Requirement:
Which lines of the material contain the word "subtitle"? Show each one.

START The data

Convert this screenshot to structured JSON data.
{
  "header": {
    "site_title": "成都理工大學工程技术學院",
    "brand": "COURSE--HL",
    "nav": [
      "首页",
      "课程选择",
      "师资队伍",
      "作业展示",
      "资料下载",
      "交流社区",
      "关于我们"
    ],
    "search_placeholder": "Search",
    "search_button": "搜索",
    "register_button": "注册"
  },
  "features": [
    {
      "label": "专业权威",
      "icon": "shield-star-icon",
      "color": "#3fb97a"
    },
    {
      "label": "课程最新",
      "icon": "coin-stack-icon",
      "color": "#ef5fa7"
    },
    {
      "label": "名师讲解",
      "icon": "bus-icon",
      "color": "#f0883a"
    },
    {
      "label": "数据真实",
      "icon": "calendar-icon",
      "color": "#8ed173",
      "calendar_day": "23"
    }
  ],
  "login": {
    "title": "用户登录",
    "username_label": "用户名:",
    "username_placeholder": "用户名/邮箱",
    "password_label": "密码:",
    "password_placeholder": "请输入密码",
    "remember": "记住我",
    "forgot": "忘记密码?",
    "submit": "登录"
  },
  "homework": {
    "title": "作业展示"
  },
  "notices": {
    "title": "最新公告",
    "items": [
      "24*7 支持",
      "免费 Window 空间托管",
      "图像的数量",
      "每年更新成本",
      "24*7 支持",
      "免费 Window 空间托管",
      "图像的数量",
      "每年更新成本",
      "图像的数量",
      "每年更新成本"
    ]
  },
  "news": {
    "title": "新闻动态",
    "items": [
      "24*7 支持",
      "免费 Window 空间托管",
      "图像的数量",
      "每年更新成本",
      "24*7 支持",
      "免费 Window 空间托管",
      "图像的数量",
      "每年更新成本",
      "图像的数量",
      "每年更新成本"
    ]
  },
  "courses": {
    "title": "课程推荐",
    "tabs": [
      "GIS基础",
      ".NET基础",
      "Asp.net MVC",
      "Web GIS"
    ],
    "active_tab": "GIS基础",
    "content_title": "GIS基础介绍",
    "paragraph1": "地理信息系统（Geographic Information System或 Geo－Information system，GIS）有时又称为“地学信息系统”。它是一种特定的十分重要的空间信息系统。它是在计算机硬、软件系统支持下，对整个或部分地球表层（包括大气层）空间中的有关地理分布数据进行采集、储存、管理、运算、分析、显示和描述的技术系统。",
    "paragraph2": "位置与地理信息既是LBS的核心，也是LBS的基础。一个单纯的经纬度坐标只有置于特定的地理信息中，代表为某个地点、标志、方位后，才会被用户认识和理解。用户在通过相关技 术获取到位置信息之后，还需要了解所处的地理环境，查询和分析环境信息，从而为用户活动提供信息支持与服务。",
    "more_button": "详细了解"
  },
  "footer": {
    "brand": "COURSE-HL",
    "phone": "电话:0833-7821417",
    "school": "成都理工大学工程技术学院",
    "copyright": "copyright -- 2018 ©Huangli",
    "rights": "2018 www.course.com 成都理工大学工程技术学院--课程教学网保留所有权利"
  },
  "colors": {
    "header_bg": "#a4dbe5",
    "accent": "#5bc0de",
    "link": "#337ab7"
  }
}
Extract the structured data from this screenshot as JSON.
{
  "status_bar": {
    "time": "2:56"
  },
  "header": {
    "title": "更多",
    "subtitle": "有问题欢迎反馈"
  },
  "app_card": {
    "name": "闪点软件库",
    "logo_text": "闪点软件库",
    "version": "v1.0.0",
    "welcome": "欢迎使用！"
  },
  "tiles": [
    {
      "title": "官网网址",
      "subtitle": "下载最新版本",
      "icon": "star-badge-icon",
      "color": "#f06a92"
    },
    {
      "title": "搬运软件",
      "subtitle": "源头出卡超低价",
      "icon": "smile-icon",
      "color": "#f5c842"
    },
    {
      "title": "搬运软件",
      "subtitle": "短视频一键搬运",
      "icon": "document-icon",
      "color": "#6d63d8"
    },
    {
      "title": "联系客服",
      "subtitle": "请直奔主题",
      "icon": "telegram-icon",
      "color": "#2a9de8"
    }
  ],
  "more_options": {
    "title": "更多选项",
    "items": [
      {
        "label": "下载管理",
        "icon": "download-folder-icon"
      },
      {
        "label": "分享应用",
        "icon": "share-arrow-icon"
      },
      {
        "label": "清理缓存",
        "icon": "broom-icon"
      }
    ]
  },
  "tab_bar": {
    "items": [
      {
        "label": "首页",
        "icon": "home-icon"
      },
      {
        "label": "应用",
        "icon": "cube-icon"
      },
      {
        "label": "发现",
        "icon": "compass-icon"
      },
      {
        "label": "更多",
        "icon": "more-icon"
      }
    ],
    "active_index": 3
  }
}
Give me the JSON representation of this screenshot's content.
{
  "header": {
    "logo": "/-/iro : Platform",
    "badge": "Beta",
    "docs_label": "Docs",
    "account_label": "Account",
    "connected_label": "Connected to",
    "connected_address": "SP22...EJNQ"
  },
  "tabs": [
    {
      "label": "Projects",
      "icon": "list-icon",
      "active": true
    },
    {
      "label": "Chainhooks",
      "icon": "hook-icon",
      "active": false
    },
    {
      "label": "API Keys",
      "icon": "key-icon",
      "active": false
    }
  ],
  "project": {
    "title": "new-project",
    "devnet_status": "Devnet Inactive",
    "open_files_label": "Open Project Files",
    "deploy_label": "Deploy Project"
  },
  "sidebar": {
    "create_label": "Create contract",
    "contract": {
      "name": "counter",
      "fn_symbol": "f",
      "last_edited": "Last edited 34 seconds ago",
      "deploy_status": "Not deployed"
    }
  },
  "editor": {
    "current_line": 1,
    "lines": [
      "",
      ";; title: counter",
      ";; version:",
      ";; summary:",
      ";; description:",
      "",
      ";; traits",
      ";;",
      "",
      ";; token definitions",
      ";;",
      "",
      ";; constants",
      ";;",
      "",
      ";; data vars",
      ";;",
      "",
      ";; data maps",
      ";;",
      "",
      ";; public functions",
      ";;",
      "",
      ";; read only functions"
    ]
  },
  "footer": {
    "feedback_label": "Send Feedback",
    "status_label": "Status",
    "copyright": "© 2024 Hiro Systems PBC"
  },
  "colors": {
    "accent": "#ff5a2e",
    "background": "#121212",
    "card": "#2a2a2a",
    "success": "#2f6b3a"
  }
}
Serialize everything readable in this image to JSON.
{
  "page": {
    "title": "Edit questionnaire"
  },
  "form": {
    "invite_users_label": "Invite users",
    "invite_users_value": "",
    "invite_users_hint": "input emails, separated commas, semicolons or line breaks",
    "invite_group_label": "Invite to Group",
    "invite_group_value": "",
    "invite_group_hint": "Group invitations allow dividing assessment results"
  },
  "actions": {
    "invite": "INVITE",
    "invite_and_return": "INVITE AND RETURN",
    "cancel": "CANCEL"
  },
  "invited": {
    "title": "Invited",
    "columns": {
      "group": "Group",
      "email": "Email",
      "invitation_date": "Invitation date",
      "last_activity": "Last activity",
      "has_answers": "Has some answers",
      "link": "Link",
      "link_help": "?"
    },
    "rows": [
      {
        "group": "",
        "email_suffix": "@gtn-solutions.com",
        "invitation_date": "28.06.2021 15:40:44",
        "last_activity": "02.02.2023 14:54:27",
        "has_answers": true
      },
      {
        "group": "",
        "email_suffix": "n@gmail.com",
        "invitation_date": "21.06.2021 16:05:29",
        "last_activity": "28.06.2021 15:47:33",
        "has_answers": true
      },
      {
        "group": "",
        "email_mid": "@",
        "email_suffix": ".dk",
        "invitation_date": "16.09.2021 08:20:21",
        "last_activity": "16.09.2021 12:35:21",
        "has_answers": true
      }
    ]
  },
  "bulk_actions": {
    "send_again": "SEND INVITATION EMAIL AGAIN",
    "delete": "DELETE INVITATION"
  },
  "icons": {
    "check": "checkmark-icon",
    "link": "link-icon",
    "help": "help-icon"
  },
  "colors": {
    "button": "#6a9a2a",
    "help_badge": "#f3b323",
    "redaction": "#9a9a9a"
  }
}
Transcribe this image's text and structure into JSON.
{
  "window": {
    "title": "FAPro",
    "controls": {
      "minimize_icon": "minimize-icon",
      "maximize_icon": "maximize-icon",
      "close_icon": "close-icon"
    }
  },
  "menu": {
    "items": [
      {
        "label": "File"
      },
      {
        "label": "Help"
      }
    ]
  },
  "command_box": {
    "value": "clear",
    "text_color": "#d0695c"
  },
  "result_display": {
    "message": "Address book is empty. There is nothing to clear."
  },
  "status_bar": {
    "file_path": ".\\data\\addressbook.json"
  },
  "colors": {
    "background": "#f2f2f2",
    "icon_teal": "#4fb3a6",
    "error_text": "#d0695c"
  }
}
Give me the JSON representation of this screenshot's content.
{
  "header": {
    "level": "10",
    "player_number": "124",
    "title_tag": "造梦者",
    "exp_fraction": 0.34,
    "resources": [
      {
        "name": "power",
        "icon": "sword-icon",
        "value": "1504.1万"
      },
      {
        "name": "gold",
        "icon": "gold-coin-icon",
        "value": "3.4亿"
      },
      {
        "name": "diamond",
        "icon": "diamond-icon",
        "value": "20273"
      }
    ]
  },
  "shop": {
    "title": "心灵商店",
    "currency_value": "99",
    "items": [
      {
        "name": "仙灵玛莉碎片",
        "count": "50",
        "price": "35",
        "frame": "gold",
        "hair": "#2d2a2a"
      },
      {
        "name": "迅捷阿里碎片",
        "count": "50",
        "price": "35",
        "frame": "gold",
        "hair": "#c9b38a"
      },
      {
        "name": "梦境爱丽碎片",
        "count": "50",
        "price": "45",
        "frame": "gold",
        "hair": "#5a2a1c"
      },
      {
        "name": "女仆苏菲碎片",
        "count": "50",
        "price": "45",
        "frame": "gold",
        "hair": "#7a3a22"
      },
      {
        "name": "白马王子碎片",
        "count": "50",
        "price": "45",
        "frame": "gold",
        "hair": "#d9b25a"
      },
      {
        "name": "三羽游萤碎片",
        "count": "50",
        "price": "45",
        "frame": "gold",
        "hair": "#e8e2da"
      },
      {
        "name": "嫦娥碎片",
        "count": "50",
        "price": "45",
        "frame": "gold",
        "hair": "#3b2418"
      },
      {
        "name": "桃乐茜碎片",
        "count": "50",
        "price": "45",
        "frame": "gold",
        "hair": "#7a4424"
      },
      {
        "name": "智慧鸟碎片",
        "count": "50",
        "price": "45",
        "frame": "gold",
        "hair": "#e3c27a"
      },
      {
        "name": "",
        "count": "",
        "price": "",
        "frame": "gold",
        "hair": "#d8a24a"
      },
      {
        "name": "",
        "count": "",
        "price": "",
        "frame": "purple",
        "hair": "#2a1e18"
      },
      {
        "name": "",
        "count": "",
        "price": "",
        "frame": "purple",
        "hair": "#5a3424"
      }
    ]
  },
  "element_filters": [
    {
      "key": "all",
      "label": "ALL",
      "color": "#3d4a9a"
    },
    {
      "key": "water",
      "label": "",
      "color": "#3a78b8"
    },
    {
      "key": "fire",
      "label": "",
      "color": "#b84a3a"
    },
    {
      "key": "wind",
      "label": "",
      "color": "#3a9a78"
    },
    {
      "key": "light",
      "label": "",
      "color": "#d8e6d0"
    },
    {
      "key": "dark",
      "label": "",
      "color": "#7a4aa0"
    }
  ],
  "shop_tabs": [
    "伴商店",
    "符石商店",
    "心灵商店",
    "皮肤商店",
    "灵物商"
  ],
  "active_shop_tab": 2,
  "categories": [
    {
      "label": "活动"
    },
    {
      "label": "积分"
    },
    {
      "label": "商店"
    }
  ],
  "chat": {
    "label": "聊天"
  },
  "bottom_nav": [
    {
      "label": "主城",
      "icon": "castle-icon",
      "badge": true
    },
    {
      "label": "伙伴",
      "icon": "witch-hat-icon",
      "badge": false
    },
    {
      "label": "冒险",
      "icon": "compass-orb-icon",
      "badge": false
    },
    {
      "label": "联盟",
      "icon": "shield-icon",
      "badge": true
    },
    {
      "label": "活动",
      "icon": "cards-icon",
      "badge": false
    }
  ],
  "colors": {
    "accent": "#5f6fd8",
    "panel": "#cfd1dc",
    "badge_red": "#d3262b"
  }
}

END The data

Exercise solution:
    "subtitle": "有问题欢迎反馈"
      "subtitle": "下载最新版本",
      "subtitle": "源头出卡超低价",
      "subtitle": "短视频一键搬运",
      "subtitle": "请直奔主题",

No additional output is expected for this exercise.